Not owning an actual VHS player; Graham shipped it off to the closest person he knew who had one which actually happened to be ½ way across the Canada in Alberta. The video was converted over to DVD and uploaded for your viewing pleasure.
Canoe Canada was a ½ instruction ½ canoe promotion video that was funded by Paddle Canada and the Canadian National Search and Rescue Secretariat.
Not sure of the exact date but we figure that Canoe Canada was produced in around the very late 1980’s or early 1990’s so it’s a great opportunity to see some really classic camping and paddling gear. I haven’t seen so much plaid jackets and bushy beards since...well, yesterday since they are both back in style with the cool kids here in Toronto.
Here is the intro below to whet your appetite. When you are done, click through to the Paddle Canada site to see the last three parts. It’s some classic footage indeed.
Special thanks to Costain for filling me in on a really great expedition going on right now. Several Paddle Canada sea kayak and white water instructors got together and organized a three month trip paddling from Beachburg, Ontario to Halifax, Nova Scotia via several rivers including the Ottawa River, St. Lawrence River and the St. John River. The total distance will be almost 1500km (including 216km which will be done on bicycle). The best part of the trip is that 0km will be done using gas.

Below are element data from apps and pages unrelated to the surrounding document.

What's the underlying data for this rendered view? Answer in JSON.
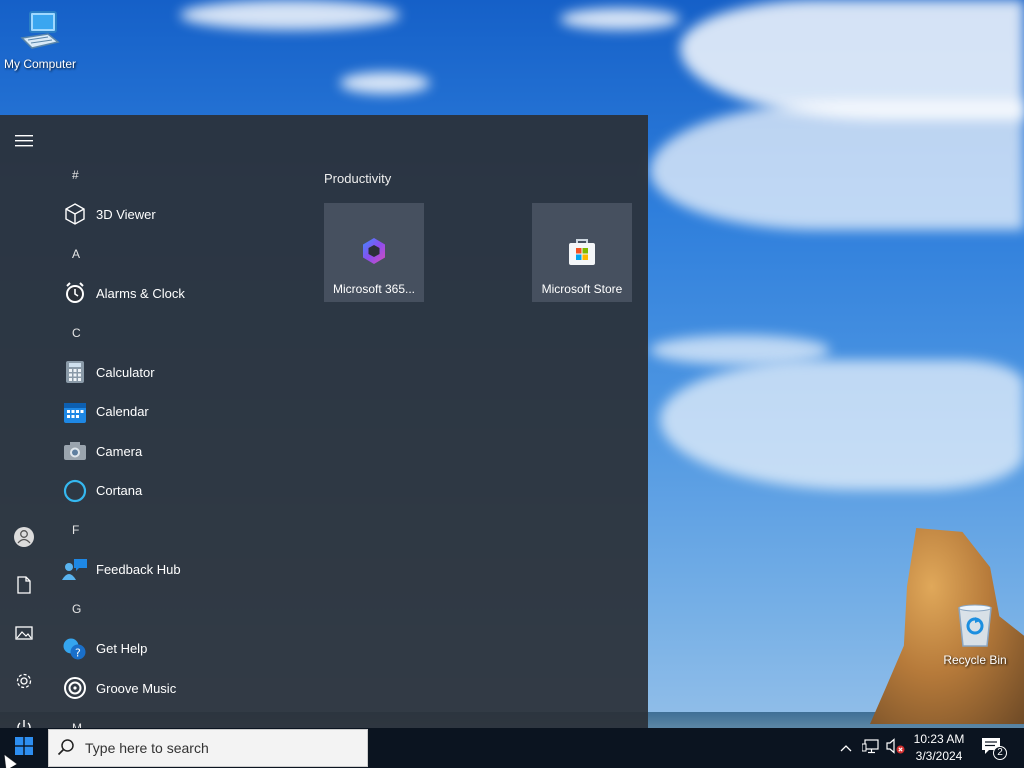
{
  "desktop": {
    "icons": [
      {
        "label": "My Computer",
        "icon": "computer-icon"
      },
      {
        "label": "Recycle Bin",
        "icon": "recycle-bin-icon"
      }
    ]
  },
  "start_menu": {
    "rail": [
      {
        "icon": "hamburger-menu-icon"
      },
      {
        "icon": "user-account-icon"
      },
      {
        "icon": "documents-icon"
      },
      {
        "icon": "pictures-icon"
      },
      {
        "icon": "settings-gear-icon"
      },
      {
        "icon": "power-icon"
      }
    ],
    "list": {
      "hash": "#",
      "a": "A",
      "c": "C",
      "f": "F",
      "g": "G",
      "m": "M",
      "apps": {
        "viewer3d": "3D Viewer",
        "alarms": "Alarms & Clock",
        "calculator": "Calculator",
        "calendar": "Calendar",
        "camera": "Camera",
        "cortana": "Cortana",
        "feedback": "Feedback Hub",
        "gethelp": "Get Help",
        "groove": "Groove Music"
      }
    },
    "tiles_group": "Productivity",
    "tiles": [
      {
        "label": "Microsoft 365...",
        "icon": "microsoft-365-icon"
      },
      {
        "label": "Microsoft Store",
        "icon": "microsoft-store-icon"
      }
    ]
  },
  "taskbar": {
    "search_placeholder": "Type here to search",
    "clock_time": "10:23 AM",
    "clock_date": "3/3/2024",
    "notification_count": "2"
  },
  "colors": {
    "start_menu_bg": "#2b3038",
    "taskbar_bg": "#0b1420",
    "accent": "#0078d7"
  }
}
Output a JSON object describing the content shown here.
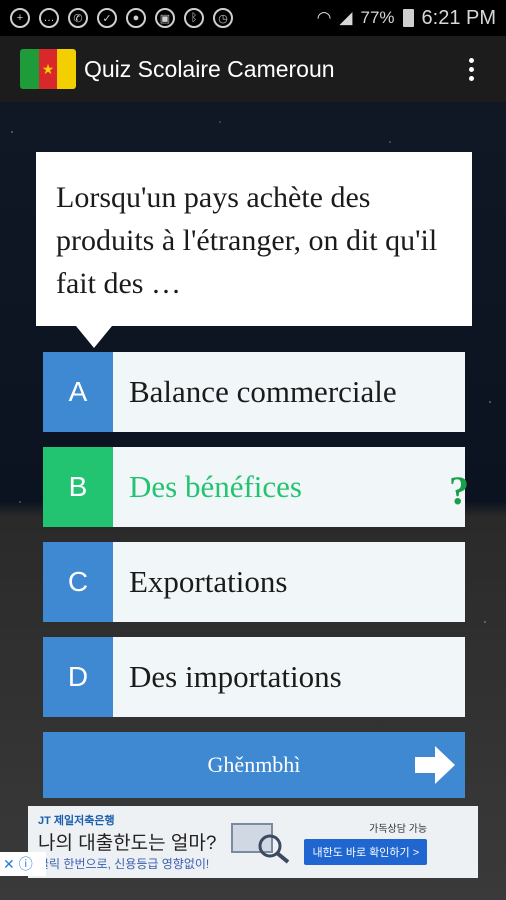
{
  "status_bar": {
    "battery": "77%",
    "time": "6:21 PM",
    "icons": [
      "plus-icon",
      "message-icon",
      "whatsapp-icon",
      "chat-icon",
      "location-icon",
      "lock-icon",
      "bluetooth-icon",
      "alarm-icon",
      "wifi-icon",
      "signal-icon",
      "battery-icon"
    ]
  },
  "app_bar": {
    "title": "Quiz Scolaire Cameroun",
    "logo_icon": "cameroon-flag-icon",
    "menu_icon": "overflow-menu-icon"
  },
  "question": {
    "text": "Lorsqu'un pays achète des produits à l'étranger, on dit qu'il fait des …"
  },
  "answers": [
    {
      "letter": "A",
      "text": "Balance commerciale"
    },
    {
      "letter": "B",
      "text": "Des bénéfices",
      "selected": true
    },
    {
      "letter": "C",
      "text": "Exportations"
    },
    {
      "letter": "D",
      "text": "Des importations"
    }
  ],
  "selected_marker": "?",
  "next_button": {
    "label": "Ghěnmbhì",
    "icon": "right-arrow-icon"
  },
  "ad": {
    "brand": "JT 제일저축은행",
    "headline": "나의 대출한도는 얼마?",
    "subline": "클릭 한번으로, 신용등급 영향없이!",
    "cta": "내한도 바로 확인하기 >",
    "tag": "가독상담 가능"
  },
  "colors": {
    "accent_blue": "#3f88d2",
    "selected_green": "#23c471",
    "qmark_green": "#1a9e48"
  }
}
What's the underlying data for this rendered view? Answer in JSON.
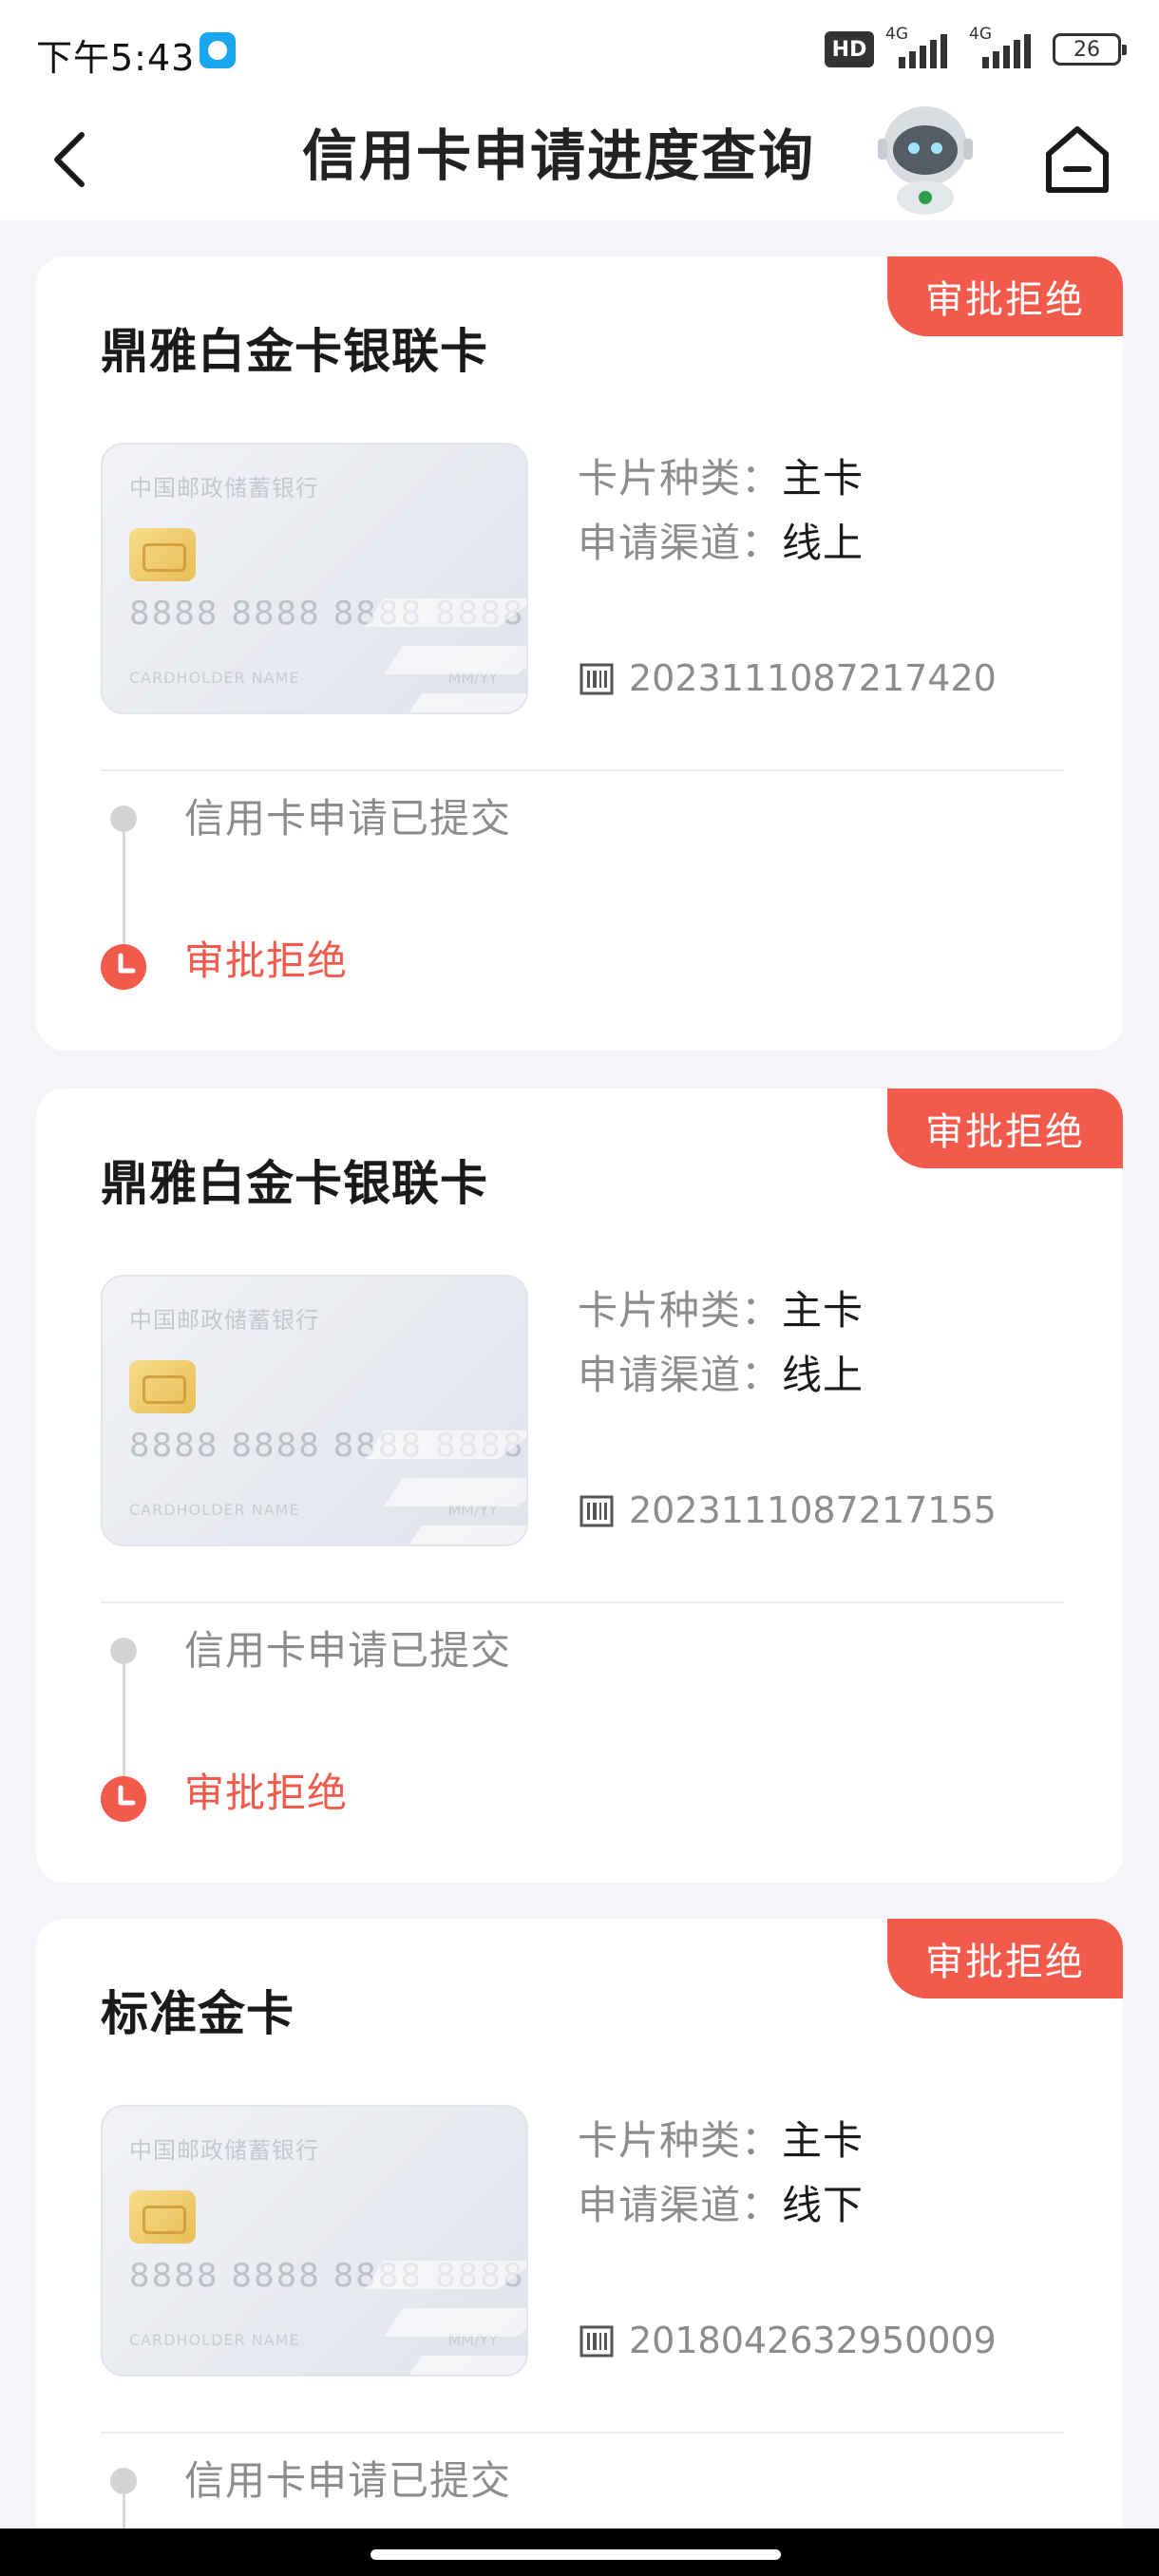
{
  "status_bar": {
    "time": "下午5:43",
    "hd": "HD",
    "signal_1": "4G",
    "signal_2": "4G",
    "battery": "26"
  },
  "header": {
    "title": "信用卡申请进度查询"
  },
  "applications": [
    {
      "status_badge": "审批拒绝",
      "card_name": "鼎雅白金卡银联卡",
      "card_type_label": "卡片种类：",
      "card_type_value": "主卡",
      "channel_label": "申请渠道：",
      "channel_value": "线上",
      "app_number": "2023111087217420",
      "steps": [
        "信用卡申请已提交",
        "审批拒绝"
      ]
    },
    {
      "status_badge": "审批拒绝",
      "card_name": "鼎雅白金卡银联卡",
      "card_type_label": "卡片种类：",
      "card_type_value": "主卡",
      "channel_label": "申请渠道：",
      "channel_value": "线上",
      "app_number": "2023111087217155",
      "steps": [
        "信用卡申请已提交",
        "审批拒绝"
      ]
    },
    {
      "status_badge": "审批拒绝",
      "card_name": "标准金卡",
      "card_type_label": "卡片种类：",
      "card_type_value": "主卡",
      "channel_label": "申请渠道：",
      "channel_value": "线下",
      "app_number": "2018042632950009",
      "steps": [
        "信用卡申请已提交"
      ]
    }
  ],
  "card_image": {
    "bank": "中国邮政储蓄银行",
    "number": "8888 8888 8888 8888",
    "holder": "CARDHOLDER NAME",
    "expiry": "MM/YY"
  },
  "colors": {
    "accent": "#f25a4b",
    "background": "#f4f4f9"
  }
}
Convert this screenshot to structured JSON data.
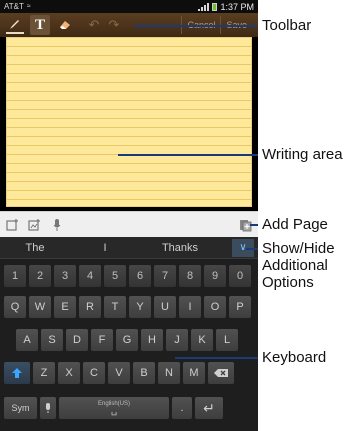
{
  "status_bar": {
    "carrier": "AT&T",
    "time": "1:37 PM",
    "battery_color": "#6cc12b"
  },
  "toolbar": {
    "pen_icon": "pen-icon",
    "text_label": "T",
    "eraser_icon": "eraser-icon",
    "undo_icon": "undo-icon",
    "redo_icon": "redo-icon",
    "cancel_label": "Cancel",
    "save_label": "Save"
  },
  "writing_area": {
    "paper_color": "#fde999",
    "rule_color": "#e7c766"
  },
  "page_bar": {
    "icons": [
      "insert-image-icon",
      "insert-media-icon",
      "microphone-icon"
    ],
    "add_page_icon": "add-page-icon"
  },
  "suggestions": {
    "items": [
      "The",
      "I",
      "Thanks"
    ],
    "toggle_icon": "chevron-down-icon"
  },
  "keyboard": {
    "rows": [
      [
        "1",
        "2",
        "3",
        "4",
        "5",
        "6",
        "7",
        "8",
        "9",
        "0"
      ],
      [
        "Q",
        "W",
        "E",
        "R",
        "T",
        "Y",
        "U",
        "I",
        "O",
        "P"
      ],
      [
        "A",
        "S",
        "D",
        "F",
        "G",
        "H",
        "J",
        "K",
        "L"
      ],
      [
        "Z",
        "X",
        "C",
        "V",
        "B",
        "N",
        "M"
      ]
    ],
    "sym_label": "Sym",
    "space_label": "English(US)",
    "shift_icon": "shift-arrow-icon",
    "backspace_icon": "backspace-icon",
    "enter_icon": "enter-icon",
    "dot_label": ".",
    "accent_color": "#3ba6ff"
  },
  "callouts": {
    "toolbar": "Toolbar",
    "writing_area": "Writing area",
    "add_page": "Add Page",
    "show_hide_1": "Show/Hide",
    "show_hide_2": "Additional",
    "show_hide_3": "Options",
    "keyboard": "Keyboard",
    "line_color": "#1a3a78"
  }
}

The Paddle to the Ocean expedition has several purposes. Firstly it is a memorial for Corey Morris who died on a Nova Scotia river in 2009. Corey always encouraged people to get outside and be active which leads into their second goal for the expedition. They are raising funds and awareness for the Ecology Action Centre (EAC) and the Nova Scotia Heart & Stroke Foundation (NS H&SF). The Making Tracks (EAC) program is a program designed to encourage parents & children to walk & bike to school & throughout their community and the Heart & Stroke Walkabout (NS H&SF) is a provincial initiative designed to teach people how to walk more in their daily lives.
All funds raised by Paddle to the Ocean will be split between these two programs.
Like every good expedition, they are using filmmaking to help tell the story. The trip started back on May 1 and they have just posted their first update which you can view below. The short film has them paddling down the Ottawa River ploughing through the Class IV white water in a sea kayak. You need to see it to believe it.